HANOI — A pilot phase of a salt fluoridation project will be implemented in Lao Cai province by the end of the year in an effort to improve oral health in Viet Nam, said Deputy Minister of Health Nguyen Thi Xuyen.
Xuyen was speaking at a three-day National Dental Congress and International Exhibition 2008 in Ha Noi, yesterday, which attracted 1,500 domestic and international health experts.
“Lao Cai will be the first province in Viet Nam, not to mention all of Asia, to use fluoridated salt to prevent tooth decay,” said Xuyen.
According to the last National Oral Health Survey, 85 per cent of children in Viet Nam are affected by tooth decay and, in adults the average number of decayed teeth is over 8. Due to the increase use of sugar and the limited practices of oral hygiene these numbers are expected to increase in the near future.
The World Health Organisation (WHO) recommends the provision of fluoridate as a viable treatment and prevention of decay. Salt is an appropriate carrier for fluoride and fluoridated salt is used in more than 40 countries in Europe and America. Evidence supports a relevant improvement in oral health.
The project is being carried out by WHO in collaboration with the National Institute of Odonto and Stomatology (NIOS) and the Viet Nam Salt Corporation.
“We hope Viet Nam will be the first country in Asia to introduce salt fluoridation and that this will serve as an example and inspiration for other countries in the region,” said Antonio Montresor, WHO representative in Viet Nam.
“A survey was conducted in December 2007 in Lao Cai and Ha Noi and showed the absence of fluorisis… The first test of fluoridation and iodisation will be conducted in October, 2008,” he added.
According to statistics of the NIOS, the national school dental programme has provided dental care for more than five million children nation-wide and covered eight provinces, including Ninh Binh, Nam Dinh, Hai Duong, Thai Nguyen, Hue, Lang Son, Da Nang and Tuyen Quang in Viet Nam.
Surgeons from NIOS are planning to offer patients advanced treatment in dental implants with support from Korean experts this month.
According to the institute’s director, Trinh Dinh Hai, Viet Nam carried out the first MDI in 1995 with support from Japanese dental experts. Five years later, the institute was able to carry out the procedure themselves and in 2006 was allowed by the Ministry of Health to open its department of dental implant.

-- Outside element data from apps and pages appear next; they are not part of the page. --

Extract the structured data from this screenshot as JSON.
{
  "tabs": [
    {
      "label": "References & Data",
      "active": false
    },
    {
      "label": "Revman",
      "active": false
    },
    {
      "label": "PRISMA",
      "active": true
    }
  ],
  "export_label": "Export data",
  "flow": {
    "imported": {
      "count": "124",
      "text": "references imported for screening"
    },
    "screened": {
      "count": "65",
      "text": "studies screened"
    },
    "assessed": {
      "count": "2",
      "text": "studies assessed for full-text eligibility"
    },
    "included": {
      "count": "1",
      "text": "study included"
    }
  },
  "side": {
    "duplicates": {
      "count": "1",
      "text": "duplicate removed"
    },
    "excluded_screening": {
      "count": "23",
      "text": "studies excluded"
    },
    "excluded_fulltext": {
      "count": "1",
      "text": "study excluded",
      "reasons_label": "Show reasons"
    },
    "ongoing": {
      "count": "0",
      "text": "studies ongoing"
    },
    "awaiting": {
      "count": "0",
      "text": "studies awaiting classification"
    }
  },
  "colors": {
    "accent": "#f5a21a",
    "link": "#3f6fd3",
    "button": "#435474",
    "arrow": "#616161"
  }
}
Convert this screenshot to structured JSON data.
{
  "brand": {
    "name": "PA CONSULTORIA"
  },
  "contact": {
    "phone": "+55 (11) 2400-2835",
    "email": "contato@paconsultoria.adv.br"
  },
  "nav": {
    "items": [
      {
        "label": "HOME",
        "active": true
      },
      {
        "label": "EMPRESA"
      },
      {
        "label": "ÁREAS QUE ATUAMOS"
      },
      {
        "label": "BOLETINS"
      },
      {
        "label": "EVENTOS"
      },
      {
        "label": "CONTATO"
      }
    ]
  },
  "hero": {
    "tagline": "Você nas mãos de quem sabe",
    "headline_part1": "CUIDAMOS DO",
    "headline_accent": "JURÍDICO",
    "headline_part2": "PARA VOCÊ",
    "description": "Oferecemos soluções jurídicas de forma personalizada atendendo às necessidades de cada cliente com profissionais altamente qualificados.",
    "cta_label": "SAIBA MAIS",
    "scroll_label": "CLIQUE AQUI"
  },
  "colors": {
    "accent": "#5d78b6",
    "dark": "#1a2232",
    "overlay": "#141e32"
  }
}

The latest technology is expected to meet the demand of millions of people suffering from a host of teeth-related issues. — VNS